Activity: Extract every line from the records below that contains the word "heading".

Input:
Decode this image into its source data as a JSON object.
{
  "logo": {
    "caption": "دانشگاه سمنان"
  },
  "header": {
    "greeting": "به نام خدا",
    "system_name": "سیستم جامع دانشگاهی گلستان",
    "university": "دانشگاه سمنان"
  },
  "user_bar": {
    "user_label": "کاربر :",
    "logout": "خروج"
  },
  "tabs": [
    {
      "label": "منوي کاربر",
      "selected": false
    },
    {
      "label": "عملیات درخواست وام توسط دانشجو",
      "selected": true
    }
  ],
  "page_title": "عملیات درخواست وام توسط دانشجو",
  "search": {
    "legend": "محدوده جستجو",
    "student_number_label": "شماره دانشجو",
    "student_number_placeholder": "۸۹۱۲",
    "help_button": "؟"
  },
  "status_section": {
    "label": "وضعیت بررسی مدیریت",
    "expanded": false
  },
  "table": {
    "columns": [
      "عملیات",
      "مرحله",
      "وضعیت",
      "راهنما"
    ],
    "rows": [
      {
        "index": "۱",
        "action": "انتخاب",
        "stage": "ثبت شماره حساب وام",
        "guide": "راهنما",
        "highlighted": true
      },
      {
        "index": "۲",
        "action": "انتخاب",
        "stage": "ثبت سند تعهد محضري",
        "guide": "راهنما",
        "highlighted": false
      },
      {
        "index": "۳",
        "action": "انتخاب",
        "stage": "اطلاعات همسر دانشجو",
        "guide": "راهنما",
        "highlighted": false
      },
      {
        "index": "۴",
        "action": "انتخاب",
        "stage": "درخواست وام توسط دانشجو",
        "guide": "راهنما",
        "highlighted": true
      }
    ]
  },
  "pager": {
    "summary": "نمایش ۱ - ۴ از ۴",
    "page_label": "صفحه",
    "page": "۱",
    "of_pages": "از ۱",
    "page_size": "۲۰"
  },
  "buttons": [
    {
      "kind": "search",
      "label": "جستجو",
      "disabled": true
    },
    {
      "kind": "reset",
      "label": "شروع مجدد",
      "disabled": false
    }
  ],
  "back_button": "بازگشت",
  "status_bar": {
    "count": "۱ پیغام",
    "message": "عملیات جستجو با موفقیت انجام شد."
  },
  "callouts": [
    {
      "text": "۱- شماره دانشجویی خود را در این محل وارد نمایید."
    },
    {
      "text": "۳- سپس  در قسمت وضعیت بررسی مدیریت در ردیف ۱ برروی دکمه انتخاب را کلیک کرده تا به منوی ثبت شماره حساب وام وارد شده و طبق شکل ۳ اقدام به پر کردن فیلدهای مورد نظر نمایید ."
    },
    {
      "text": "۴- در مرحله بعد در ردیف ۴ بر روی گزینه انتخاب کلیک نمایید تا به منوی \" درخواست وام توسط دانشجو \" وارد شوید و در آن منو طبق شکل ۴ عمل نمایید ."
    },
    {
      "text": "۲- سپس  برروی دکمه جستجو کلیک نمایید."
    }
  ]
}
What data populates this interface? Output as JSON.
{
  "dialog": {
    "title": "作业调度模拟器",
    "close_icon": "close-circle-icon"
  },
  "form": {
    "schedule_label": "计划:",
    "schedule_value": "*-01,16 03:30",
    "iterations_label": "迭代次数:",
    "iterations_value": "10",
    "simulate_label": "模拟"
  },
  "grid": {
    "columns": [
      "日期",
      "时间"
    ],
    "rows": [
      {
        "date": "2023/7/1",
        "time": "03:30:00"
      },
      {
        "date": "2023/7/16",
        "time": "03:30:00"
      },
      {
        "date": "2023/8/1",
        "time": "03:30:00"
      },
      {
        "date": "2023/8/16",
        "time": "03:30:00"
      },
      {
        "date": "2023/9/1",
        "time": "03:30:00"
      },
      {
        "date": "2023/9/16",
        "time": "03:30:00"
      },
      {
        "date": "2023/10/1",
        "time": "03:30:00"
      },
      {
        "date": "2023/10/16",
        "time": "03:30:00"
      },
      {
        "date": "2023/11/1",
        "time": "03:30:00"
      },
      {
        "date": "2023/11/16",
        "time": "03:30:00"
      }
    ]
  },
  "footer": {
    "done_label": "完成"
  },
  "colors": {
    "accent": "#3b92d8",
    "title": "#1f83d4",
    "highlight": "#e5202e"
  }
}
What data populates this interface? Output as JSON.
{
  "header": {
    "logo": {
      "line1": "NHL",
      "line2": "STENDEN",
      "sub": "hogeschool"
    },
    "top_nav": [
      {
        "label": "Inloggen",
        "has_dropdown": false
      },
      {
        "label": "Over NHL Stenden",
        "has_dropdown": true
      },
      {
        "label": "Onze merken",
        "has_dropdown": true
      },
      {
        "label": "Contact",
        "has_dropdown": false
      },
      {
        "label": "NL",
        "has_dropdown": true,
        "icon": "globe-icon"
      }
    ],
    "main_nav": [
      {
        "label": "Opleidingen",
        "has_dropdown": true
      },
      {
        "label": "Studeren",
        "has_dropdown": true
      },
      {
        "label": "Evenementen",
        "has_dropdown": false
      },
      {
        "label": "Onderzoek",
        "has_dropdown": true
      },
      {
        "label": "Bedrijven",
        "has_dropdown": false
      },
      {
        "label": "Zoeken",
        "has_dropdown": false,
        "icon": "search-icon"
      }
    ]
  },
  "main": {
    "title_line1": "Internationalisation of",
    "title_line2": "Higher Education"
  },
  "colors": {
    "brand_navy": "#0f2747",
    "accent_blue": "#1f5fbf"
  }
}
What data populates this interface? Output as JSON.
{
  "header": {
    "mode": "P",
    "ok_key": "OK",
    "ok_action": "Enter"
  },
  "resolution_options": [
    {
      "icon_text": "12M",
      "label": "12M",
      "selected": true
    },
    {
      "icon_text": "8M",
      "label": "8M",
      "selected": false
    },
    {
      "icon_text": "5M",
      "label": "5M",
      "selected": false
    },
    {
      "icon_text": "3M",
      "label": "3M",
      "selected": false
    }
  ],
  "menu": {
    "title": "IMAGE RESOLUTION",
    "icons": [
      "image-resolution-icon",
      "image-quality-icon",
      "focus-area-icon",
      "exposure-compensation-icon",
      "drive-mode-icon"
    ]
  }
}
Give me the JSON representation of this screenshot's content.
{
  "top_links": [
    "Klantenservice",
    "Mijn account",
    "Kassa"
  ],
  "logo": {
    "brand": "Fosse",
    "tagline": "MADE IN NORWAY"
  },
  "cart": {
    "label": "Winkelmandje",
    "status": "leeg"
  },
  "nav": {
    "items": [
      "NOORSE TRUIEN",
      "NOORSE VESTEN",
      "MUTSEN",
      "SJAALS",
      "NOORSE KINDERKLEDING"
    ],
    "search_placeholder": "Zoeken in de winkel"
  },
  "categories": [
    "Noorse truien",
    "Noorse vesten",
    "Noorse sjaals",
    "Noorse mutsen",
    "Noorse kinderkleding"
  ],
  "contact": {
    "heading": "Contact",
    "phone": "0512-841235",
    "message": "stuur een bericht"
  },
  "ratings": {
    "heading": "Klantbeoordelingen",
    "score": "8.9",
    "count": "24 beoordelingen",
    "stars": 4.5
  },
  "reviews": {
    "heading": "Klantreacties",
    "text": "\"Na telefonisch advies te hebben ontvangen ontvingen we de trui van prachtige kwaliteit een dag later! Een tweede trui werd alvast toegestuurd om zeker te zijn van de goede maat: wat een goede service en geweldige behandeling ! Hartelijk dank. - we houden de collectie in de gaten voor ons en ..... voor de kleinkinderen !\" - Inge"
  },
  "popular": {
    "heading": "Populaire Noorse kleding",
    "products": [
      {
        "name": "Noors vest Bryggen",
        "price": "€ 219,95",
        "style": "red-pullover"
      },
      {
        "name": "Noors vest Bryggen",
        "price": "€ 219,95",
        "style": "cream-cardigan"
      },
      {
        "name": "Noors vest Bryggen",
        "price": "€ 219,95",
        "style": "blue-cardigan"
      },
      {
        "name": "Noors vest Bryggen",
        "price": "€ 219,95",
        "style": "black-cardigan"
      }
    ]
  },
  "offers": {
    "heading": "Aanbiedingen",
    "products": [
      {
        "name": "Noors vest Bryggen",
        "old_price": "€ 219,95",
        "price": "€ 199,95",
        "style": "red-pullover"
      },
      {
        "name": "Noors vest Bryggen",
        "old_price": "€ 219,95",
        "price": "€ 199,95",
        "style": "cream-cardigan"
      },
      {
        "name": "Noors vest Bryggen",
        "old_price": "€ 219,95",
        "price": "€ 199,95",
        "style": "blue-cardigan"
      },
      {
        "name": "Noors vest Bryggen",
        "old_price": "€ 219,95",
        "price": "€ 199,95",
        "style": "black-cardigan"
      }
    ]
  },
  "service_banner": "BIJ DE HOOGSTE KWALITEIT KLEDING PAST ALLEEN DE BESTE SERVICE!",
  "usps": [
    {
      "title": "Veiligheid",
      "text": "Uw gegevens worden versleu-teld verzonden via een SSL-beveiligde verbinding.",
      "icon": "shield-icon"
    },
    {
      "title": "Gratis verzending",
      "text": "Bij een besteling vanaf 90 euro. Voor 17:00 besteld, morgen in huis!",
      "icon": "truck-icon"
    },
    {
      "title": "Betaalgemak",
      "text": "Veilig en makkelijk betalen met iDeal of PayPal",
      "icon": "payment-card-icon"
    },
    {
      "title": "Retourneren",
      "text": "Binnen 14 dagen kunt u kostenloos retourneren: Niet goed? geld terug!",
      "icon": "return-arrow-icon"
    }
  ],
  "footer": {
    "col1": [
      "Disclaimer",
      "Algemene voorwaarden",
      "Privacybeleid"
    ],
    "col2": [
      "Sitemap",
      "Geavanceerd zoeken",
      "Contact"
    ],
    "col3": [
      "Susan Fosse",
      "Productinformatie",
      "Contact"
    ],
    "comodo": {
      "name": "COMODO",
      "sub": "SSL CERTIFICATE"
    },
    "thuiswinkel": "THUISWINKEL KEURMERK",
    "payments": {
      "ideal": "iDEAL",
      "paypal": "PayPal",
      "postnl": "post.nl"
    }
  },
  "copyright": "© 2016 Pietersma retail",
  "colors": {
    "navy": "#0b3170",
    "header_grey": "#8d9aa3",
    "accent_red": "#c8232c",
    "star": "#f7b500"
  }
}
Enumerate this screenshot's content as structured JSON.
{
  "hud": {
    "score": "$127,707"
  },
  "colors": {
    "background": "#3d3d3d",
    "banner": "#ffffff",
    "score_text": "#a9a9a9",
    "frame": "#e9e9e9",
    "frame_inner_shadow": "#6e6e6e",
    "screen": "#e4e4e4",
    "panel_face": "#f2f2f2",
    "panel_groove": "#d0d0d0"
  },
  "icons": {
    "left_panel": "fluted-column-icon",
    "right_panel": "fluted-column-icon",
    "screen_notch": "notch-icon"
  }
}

Answer for this exercise:
    "heading": "Contact",
    "heading": "Klantbeoordelingen",
    "heading": "Klantreacties",
    "heading": "Populaire Noorse kleding",
    "heading": "Aanbiedingen",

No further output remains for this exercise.